Source information -
◇ ◇ ◇

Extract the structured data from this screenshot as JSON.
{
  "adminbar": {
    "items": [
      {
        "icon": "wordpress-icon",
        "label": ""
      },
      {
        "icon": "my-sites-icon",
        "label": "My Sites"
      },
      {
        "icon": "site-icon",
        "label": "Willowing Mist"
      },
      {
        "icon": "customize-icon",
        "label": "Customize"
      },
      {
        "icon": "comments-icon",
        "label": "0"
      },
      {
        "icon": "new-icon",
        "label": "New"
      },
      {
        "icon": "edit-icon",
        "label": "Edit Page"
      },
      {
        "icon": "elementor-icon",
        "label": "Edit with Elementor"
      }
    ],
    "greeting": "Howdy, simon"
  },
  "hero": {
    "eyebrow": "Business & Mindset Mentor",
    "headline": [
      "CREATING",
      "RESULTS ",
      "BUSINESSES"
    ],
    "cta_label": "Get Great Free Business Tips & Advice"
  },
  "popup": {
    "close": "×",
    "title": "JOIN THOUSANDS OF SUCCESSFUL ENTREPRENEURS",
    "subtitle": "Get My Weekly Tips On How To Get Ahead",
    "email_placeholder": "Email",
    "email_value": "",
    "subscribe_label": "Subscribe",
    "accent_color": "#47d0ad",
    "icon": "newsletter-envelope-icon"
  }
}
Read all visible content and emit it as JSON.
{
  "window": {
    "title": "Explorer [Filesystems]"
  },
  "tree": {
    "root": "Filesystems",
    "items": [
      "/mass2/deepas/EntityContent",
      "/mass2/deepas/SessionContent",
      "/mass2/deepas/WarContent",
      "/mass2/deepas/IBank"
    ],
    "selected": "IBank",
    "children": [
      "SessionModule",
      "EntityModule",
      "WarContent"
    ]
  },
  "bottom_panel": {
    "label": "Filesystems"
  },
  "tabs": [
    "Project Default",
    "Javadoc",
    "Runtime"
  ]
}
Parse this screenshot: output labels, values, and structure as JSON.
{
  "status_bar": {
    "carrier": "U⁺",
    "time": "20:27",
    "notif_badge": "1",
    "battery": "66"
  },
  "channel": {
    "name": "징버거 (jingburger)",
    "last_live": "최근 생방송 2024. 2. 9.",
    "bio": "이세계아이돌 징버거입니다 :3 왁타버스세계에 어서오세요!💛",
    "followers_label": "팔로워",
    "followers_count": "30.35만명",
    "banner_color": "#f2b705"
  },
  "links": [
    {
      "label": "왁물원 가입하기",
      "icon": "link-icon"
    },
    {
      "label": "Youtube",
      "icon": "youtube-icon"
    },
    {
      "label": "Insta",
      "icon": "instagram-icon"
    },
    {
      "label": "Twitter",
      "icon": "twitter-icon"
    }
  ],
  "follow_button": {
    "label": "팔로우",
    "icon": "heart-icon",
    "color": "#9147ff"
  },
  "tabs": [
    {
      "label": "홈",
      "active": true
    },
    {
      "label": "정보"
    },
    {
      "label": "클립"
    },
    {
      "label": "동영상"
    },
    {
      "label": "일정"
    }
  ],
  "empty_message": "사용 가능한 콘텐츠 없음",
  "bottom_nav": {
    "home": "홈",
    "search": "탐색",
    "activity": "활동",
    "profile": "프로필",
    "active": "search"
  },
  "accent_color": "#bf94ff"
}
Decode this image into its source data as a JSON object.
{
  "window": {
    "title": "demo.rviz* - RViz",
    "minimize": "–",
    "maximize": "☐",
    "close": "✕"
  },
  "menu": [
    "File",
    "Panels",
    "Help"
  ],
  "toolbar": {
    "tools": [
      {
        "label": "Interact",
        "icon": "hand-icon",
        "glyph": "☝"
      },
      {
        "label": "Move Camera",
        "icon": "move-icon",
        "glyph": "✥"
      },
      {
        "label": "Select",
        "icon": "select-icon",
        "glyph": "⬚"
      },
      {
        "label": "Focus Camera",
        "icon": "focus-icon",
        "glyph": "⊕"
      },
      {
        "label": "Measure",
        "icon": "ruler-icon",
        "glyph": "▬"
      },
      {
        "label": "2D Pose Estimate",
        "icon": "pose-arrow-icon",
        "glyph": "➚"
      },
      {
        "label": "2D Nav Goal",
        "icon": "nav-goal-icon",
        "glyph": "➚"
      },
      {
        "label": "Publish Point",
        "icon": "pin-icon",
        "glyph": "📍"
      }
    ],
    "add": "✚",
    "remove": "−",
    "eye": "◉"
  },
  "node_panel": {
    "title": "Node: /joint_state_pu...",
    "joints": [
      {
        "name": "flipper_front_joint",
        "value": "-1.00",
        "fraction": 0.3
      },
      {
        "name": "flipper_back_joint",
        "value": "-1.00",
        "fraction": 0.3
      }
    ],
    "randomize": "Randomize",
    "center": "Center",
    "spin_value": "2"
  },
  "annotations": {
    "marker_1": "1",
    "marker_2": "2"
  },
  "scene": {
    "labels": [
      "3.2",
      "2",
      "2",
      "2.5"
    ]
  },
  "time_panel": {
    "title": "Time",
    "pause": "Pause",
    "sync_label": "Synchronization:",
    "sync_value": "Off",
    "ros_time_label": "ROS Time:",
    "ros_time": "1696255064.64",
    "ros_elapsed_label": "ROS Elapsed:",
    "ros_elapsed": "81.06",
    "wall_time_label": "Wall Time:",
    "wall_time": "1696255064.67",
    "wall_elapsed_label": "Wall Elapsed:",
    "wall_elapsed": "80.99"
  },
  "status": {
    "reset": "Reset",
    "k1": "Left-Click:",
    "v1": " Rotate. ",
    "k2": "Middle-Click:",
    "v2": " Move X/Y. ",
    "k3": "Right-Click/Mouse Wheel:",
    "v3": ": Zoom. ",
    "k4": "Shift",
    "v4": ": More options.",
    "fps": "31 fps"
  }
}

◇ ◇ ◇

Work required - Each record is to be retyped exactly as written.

Output for this exercise -
Extract the structured data from this screenshot as JSON.
{
  "adminbar": {
    "items": [
      {
        "icon": "wordpress-icon",
        "label": ""
      },
      {
        "icon": "my-sites-icon",
        "label": "My Sites"
      },
      {
        "icon": "site-icon",
        "label": "Willowing Mist"
      },
      {
        "icon": "customize-icon",
        "label": "Customize"
      },
      {
        "icon": "comments-icon",
        "label": "0"
      },
      {
        "icon": "new-icon",
        "label": "New"
      },
      {
        "icon": "edit-icon",
        "label": "Edit Page"
      },
      {
        "icon": "elementor-icon",
        "label": "Edit with Elementor"
      }
    ],
    "greeting": "Howdy, simon"
  },
  "hero": {
    "eyebrow": "Business & Mindset Mentor",
    "headline": [
      "CREATING",
      "RESULTS ",
      "BUSINESSES"
    ],
    "cta_label": "Get Great Free Business Tips & Advice"
  },
  "popup": {
    "close": "×",
    "title": "JOIN THOUSANDS OF SUCCESSFUL ENTREPRENEURS",
    "subtitle": "Get My Weekly Tips On How To Get Ahead",
    "email_placeholder": "Email",
    "email_value": "",
    "subscribe_label": "Subscribe",
    "accent_color": "#47d0ad",
    "icon": "newsletter-envelope-icon"
  }
}
Read all visible content and emit it as JSON.
{
  "window": {
    "title": "Explorer [Filesystems]"
  },
  "tree": {
    "root": "Filesystems",
    "items": [
      "/mass2/deepas/EntityContent",
      "/mass2/deepas/SessionContent",
      "/mass2/deepas/WarContent",
      "/mass2/deepas/IBank"
    ],
    "selected": "IBank",
    "children": [
      "SessionModule",
      "EntityModule",
      "WarContent"
    ]
  },
  "bottom_panel": {
    "label": "Filesystems"
  },
  "tabs": [
    "Project Default",
    "Javadoc",
    "Runtime"
  ]
}
Parse this screenshot: output labels, values, and structure as JSON.
{
  "status_bar": {
    "carrier": "U⁺",
    "time": "20:27",
    "notif_badge": "1",
    "battery": "66"
  },
  "channel": {
    "name": "징버거 (jingburger)",
    "last_live": "최근 생방송 2024. 2. 9.",
    "bio": "이세계아이돌 징버거입니다 :3 왁타버스세계에 어서오세요!💛",
    "followers_label": "팔로워",
    "followers_count": "30.35만명",
    "banner_color": "#f2b705"
  },
  "links": [
    {
      "label": "왁물원 가입하기",
      "icon": "link-icon"
    },
    {
      "label": "Youtube",
      "icon": "youtube-icon"
    },
    {
      "label": "Insta",
      "icon": "instagram-icon"
    },
    {
      "label": "Twitter",
      "icon": "twitter-icon"
    }
  ],
  "follow_button": {
    "label": "팔로우",
    "icon": "heart-icon",
    "color": "#9147ff"
  },
  "tabs": [
    {
      "label": "홈",
      "active": true
    },
    {
      "label": "정보"
    },
    {
      "label": "클립"
    },
    {
      "label": "동영상"
    },
    {
      "label": "일정"
    }
  ],
  "empty_message": "사용 가능한 콘텐츠 없음",
  "bottom_nav": {
    "home": "홈",
    "search": "탐색",
    "activity": "활동",
    "profile": "프로필",
    "active": "search"
  },
  "accent_color": "#bf94ff"
}
Decode this image into its source data as a JSON object.
{
  "window": {
    "title": "demo.rviz* - RViz",
    "minimize": "–",
    "maximize": "☐",
    "close": "✕"
  },
  "menu": [
    "File",
    "Panels",
    "Help"
  ],
  "toolbar": {
    "tools": [
      {
        "label": "Interact",
        "icon": "hand-icon",
        "glyph": "☝"
      },
      {
        "label": "Move Camera",
        "icon": "move-icon",
        "glyph": "✥"
      },
      {
        "label": "Select",
        "icon": "select-icon",
        "glyph": "⬚"
      },
      {
        "label": "Focus Camera",
        "icon": "focus-icon",
        "glyph": "⊕"
      },
      {
        "label": "Measure",
        "icon": "ruler-icon",
        "glyph": "▬"
      },
      {
        "label": "2D Pose Estimate",
        "icon": "pose-arrow-icon",
        "glyph": "➚"
      },
      {
        "label": "2D Nav Goal",
        "icon": "nav-goal-icon",
        "glyph": "➚"
      },
      {
        "label": "Publish Point",
        "icon": "pin-icon",
        "glyph": "📍"
      }
    ],
    "add": "✚",
    "remove": "−",
    "eye": "◉"
  },
  "node_panel": {
    "title": "Node: /joint_state_pu...",
    "joints": [
      {
        "name": "flipper_front_joint",
        "value": "-1.00",
        "fraction": 0.3
      },
      {
        "name": "flipper_back_joint",
        "value": "-1.00",
        "fraction": 0.3
      }
    ],
    "randomize": "Randomize",
    "center": "Center",
    "spin_value": "2"
  },
  "annotations": {
    "marker_1": "1",
    "marker_2": "2"
  },
  "scene": {
    "labels": [
      "3.2",
      "2",
      "2",
      "2.5"
    ]
  },
  "time_panel": {
    "title": "Time",
    "pause": "Pause",
    "sync_label": "Synchronization:",
    "sync_value": "Off",
    "ros_time_label": "ROS Time:",
    "ros_time": "1696255064.64",
    "ros_elapsed_label": "ROS Elapsed:",
    "ros_elapsed": "81.06",
    "wall_time_label": "Wall Time:",
    "wall_time": "1696255064.67",
    "wall_elapsed_label": "Wall Elapsed:",
    "wall_elapsed": "80.99"
  },
  "status": {
    "reset": "Reset",
    "k1": "Left-Click:",
    "v1": " Rotate. ",
    "k2": "Middle-Click:",
    "v2": " Move X/Y. ",
    "k3": "Right-Click/Mouse Wheel:",
    "v3": ": Zoom. ",
    "k4": "Shift",
    "v4": ": More options.",
    "fps": "31 fps"
  }
}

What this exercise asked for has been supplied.